 Vincent Tan ENT The external ear canal Ear drum (normal)  Vincent Tan ENT (source of unlabelled diagram: Netter Atlas of Anatomy)   Vincent Tan ENT The external ear canal (EAC) Ear drum (normal) ear pinna The normal external ear tragus external ear meatus  Vincent Tan ENT The normal ear cross section. Notice the outer skin of the EAC is thicker and has glands (red asterisk) while the inner part is thinner with no glands. The normal ear drum as seen on a microscope or endoscope *
How many times have you actually taken a closer look at other’s or even your own ear (medical term = ear pinna) ? Have you ever noticed small slits or pit(s) in front of the usual opening (medical term = external ear meatus ) to the canal  ?
(Mouse over to zoom in)
© Vincent Tan ENT
Left figure: Preauricular tag (red arrow). Right figure:  Preauricular cyst (blue arrow)  Vincent Tan ENT
So, answer = 2 preauricular sinuses
Preauricular sinus no.1
Just a mole on the skin
Preauricular sinus no.2
Best viewed with Google Chrome browser
Footer Text: Lorem ipsum dolor

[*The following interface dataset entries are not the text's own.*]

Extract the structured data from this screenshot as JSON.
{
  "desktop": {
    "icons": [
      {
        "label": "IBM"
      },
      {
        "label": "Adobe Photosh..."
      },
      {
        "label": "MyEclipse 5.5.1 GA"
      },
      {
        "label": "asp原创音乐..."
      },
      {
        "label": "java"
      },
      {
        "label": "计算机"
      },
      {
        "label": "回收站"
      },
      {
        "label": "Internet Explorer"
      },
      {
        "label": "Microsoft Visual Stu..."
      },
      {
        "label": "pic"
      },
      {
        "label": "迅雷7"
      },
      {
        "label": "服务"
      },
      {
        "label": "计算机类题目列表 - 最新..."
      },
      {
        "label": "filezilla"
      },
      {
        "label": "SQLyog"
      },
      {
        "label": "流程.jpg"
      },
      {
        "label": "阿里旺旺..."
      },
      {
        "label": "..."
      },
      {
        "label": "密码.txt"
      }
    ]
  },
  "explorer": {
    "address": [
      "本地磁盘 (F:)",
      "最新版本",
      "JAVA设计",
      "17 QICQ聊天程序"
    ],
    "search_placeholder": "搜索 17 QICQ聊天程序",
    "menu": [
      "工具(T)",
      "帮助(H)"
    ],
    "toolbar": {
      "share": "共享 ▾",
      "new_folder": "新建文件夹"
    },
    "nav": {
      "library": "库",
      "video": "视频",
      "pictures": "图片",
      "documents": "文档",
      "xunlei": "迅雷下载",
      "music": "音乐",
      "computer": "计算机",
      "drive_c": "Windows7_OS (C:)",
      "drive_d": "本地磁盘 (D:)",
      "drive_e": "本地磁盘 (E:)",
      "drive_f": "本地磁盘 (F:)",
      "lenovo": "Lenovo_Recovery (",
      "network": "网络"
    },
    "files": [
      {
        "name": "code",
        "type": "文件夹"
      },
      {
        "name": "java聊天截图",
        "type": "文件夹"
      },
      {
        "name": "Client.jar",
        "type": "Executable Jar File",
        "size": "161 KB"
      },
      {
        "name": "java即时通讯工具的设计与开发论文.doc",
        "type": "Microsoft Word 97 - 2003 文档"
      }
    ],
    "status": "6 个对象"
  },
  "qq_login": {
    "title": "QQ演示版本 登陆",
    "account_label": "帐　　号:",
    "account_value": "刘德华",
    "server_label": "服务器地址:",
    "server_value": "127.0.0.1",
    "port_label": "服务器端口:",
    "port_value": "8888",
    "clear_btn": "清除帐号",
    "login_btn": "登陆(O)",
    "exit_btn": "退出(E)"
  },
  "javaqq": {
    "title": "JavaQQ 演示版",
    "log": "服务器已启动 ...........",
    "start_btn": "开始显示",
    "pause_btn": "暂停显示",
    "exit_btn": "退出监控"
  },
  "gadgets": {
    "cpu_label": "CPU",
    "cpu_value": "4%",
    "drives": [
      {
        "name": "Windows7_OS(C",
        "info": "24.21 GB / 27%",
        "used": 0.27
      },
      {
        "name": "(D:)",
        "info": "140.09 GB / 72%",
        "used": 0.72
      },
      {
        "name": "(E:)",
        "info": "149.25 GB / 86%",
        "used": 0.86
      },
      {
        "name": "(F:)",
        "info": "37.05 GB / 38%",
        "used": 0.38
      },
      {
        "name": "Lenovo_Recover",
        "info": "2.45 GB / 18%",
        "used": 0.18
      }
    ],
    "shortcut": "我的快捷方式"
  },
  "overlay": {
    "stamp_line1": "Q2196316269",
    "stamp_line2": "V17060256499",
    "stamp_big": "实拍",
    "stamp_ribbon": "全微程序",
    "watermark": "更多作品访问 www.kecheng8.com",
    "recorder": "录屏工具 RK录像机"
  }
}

D R. V INCENT T AN Consultant Ear, Nose and Throat, Head and Neck Surgeon, MD (UKM), MS ORL-HNS (UKM), DOHNS RCS Edinburgh (UK), MRCS Edinburgh (UK), Postgrad. Allergy (UK), A.M. (Mal), Fellowship in Rhinology (Singapore) Fellowship in Head and Neck Oncology & Surgery (Amsterdam)
+603-3377 7864  +6012-3760 728